Firmest Friend to Truth
Happy New Year to the wonderful people who call the 32nd Senatorial District home. I began my fourth session as your state senator on Jan. 5, and even though I’m a seasoned legislator, I’m still taken aback each year by the beauty of the Senate chamber and the gravity of the only written words on its walls. If you receive my capitol report, The White Pages, you may recognize these profound quotes.
Nestled between artwork on both sides of the chamber’s dais, the quotes standout with trim-matching, gold-plated letters. The left side quotes the Scottish writer, George Campbell, saying “Nothing is politically right that is morally wrong.” The right side’s quote, “Free and fair discussion will ever be found the firmest friend to truth,” was coined by the Irish attorney, Daniel O’Connell. To help emphasize the phrases’ importance, the Missouri and United States flags hang below both inscriptions. It’s interesting how these centuries-old words from European activists are still relevant today. In fact, the decorum, traditions and communications of the Missouri Senate are deeply entrenched with these expressions, as is the legislative process itself.

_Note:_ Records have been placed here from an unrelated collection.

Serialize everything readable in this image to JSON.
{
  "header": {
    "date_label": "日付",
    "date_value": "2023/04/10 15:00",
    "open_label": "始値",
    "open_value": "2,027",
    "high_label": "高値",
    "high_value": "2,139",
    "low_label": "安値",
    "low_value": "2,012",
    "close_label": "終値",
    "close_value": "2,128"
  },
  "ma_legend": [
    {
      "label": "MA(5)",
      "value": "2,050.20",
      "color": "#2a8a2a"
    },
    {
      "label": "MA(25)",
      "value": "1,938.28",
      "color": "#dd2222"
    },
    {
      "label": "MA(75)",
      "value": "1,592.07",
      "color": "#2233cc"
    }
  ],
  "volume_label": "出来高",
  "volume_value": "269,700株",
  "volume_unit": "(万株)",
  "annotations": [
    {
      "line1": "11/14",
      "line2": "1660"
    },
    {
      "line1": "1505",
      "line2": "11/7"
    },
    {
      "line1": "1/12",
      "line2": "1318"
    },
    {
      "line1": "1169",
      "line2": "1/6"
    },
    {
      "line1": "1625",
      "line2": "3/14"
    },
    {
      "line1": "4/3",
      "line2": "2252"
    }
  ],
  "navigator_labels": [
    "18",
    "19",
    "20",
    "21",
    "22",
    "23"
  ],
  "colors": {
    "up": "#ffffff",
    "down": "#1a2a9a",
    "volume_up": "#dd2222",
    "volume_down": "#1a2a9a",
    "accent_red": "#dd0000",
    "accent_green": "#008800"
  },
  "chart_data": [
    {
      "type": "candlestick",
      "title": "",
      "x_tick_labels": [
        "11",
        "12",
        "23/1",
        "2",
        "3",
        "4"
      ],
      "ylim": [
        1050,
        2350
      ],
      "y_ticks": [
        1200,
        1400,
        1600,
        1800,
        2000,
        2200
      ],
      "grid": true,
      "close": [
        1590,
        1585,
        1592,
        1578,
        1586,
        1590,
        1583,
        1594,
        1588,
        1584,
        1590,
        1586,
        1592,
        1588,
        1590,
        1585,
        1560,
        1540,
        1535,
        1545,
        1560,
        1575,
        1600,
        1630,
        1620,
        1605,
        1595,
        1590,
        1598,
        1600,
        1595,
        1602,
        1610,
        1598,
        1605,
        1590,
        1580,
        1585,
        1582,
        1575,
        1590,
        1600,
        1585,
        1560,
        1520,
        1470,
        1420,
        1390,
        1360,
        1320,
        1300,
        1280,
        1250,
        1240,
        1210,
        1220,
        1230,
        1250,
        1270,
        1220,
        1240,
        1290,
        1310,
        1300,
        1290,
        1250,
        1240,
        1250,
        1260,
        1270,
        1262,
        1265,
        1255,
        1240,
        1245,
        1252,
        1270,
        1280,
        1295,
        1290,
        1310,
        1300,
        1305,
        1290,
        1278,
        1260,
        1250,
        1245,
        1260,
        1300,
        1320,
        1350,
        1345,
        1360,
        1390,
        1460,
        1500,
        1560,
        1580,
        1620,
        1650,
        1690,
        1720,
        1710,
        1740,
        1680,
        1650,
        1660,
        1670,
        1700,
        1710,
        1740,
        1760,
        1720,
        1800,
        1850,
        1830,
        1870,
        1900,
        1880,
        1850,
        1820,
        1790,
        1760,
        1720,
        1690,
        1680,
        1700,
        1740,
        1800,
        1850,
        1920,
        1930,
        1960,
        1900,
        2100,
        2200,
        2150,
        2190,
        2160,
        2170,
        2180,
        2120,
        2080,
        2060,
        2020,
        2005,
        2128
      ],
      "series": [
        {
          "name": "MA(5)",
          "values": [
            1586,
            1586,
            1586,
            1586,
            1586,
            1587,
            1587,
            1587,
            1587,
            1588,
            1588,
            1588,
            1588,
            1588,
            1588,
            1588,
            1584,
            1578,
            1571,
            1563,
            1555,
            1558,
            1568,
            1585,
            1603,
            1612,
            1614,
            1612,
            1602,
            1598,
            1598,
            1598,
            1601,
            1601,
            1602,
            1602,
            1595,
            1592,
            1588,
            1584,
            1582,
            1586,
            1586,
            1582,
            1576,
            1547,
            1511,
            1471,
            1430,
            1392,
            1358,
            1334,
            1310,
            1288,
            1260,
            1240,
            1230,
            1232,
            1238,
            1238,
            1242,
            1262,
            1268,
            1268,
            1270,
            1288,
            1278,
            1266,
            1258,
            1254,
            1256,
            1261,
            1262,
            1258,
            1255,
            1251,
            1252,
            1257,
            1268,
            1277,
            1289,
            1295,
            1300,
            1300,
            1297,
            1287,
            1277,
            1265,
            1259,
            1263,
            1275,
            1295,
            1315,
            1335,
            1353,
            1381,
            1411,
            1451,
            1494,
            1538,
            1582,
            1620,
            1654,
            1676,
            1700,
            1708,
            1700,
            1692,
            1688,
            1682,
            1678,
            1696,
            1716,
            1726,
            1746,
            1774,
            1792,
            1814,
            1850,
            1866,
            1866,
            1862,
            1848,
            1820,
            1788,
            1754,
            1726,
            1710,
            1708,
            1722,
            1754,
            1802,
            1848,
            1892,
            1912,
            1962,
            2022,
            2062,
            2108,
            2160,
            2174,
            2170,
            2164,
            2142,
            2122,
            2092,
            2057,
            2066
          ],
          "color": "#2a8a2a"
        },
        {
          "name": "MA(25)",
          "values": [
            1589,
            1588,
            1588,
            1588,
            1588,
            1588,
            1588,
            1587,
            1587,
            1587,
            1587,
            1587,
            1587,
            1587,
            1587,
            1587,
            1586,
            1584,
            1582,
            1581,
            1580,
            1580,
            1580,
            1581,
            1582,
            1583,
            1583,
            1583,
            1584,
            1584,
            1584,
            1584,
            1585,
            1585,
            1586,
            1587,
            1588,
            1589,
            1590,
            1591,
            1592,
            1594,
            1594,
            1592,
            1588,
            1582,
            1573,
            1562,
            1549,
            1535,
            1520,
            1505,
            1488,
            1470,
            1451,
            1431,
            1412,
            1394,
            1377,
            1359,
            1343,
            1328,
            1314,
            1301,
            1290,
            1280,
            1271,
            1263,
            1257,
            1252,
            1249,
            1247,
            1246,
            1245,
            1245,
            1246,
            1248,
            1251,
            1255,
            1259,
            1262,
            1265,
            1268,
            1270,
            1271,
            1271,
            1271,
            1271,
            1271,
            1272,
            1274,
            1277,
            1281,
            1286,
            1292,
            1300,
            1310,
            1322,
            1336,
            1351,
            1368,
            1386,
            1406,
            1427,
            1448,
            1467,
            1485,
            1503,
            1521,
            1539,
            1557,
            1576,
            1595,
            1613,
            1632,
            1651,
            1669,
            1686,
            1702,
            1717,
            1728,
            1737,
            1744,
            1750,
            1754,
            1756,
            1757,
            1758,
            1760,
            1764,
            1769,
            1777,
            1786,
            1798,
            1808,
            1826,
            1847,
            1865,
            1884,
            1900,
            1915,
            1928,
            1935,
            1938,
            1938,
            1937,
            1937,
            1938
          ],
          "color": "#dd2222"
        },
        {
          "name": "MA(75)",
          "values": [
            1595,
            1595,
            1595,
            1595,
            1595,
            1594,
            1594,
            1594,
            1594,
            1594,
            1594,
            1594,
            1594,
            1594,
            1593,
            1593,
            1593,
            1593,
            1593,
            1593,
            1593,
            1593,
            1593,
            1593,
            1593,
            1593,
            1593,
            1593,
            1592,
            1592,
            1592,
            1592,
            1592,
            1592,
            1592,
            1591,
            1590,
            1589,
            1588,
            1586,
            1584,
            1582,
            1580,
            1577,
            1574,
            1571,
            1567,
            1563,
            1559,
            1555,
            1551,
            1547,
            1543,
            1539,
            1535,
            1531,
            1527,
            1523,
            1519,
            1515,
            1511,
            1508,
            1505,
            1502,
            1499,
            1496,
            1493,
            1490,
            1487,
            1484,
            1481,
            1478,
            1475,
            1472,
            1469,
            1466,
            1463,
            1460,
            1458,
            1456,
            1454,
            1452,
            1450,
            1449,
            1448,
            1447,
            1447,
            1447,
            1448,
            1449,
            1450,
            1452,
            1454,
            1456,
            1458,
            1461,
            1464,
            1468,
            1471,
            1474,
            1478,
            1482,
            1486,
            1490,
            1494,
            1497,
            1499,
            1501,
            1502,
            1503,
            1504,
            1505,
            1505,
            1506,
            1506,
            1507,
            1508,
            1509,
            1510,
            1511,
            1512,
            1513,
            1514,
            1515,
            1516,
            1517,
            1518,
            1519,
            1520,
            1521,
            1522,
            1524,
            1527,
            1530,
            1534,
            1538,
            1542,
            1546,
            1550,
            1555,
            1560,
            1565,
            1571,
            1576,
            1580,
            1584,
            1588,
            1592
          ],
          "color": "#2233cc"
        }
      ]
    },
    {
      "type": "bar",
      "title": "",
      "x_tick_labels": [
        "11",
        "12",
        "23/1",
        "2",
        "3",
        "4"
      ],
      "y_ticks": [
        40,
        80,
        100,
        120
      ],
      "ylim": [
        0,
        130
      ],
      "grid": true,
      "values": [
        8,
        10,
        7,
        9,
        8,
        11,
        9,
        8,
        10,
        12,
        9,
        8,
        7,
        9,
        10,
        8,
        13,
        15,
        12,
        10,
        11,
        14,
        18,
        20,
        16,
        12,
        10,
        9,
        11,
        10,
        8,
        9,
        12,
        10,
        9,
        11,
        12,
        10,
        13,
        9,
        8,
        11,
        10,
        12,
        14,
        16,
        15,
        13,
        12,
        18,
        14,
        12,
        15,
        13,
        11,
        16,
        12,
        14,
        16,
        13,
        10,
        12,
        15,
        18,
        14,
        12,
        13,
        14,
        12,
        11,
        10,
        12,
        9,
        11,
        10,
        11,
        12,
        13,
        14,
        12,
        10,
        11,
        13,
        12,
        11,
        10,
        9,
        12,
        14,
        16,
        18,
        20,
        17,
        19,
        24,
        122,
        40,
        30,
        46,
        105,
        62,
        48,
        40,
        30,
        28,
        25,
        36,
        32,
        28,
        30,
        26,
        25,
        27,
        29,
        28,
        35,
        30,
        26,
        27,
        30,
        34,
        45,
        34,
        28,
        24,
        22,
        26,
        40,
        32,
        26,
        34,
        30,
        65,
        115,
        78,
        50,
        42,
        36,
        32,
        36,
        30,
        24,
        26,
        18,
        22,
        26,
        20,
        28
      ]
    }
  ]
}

While it takes a while to acclimate to the language and decorum used in the upper chamber, these formalities create the perfect framework for propriety and open dialogue. Each session begins with the pounding of the gavel, followed by a prayer, the Pledge of Allegiance, roll call, approval of the journal and the opportunity to present petitions, memorials, remonstrances, resolutions or concurrent resolutions. Before a single bill is even mentioned, the body has established a code of conduct for fairness and morality with its prayer, ability to revise the journal and invitation to air a petition or remonstrance. After each item is introduced, whether it be a bill, motion, amendment or committee report, the presiding officer asks, “Does any other senator desire to be heard?” Starting conversations with open-ended questions helps us to better understand each other’s perspectives, while maintaining civility. Senators decide when the conversation will proceed or stall with a verbal vote of aye or no.
Aside from the conversation-invoking language, our behavioral customs also support civility and fairness. During debates, only two senators may stand at the same time to inquire of each other. If a third stands, the presiding officer will ask, “For what reason do you rise?” permitting the third senator to make a motion or explain their reason for interrupting debate. During chamber debates, senators are identified by their county or district number, rightly placing the emphasis on the people we serve, rather than the name of the individual. If you attend or listen to a chamber discussion this year, you will likely hear me referred to as “the senator from Newton.”
Now, I’m not saying these free and fair discussions don’t get heated on occasion, because they do. We are impassioned public servants. However, offering each senator a chance to speak at the end of every inquiry or debate provides balance, closure and the opportunity for all to have their say, one of the most important aspects of the legislative process.
If you desire to be heard this session, please testify at a hearing or contact me to voice a concern or share an opinion. Bookmark the Senate website, senate.mo.gov, to track bills of interest, view the hearing schedule and listen to audio of committee hearings and debates. My Senate webpage, senate.mo.gov/White, also provides links to a variety of services and resources. My Community Services Directory is full of helpful information and contacts, and veterans may apply for the benefits they’ve earned by clicking on the Missouri Benefits and Resource Guide link. You may also request a courtesy resolution to honor a local hero, milestone or anniversary or search for your name in the Unclaimed Property Database, our state’s largest lost and found. Please don’t hesitate to contact me or my staff, Mike and Gina, if you need additional information or assistance navigating the legislative process.
As we delve into a new legislative session, I hope you are as grateful and optimistic as I am. Thank you for entrusting me to be your voice in Jefferson City. My votes on policies and budgets directly correlate with the input, reasoning and substance you provide, so please keep chiming in. Together, our discussions will ever be found the firmest friend to truth.
This column appeared in the Better Living publication on Jan. 7, 2022.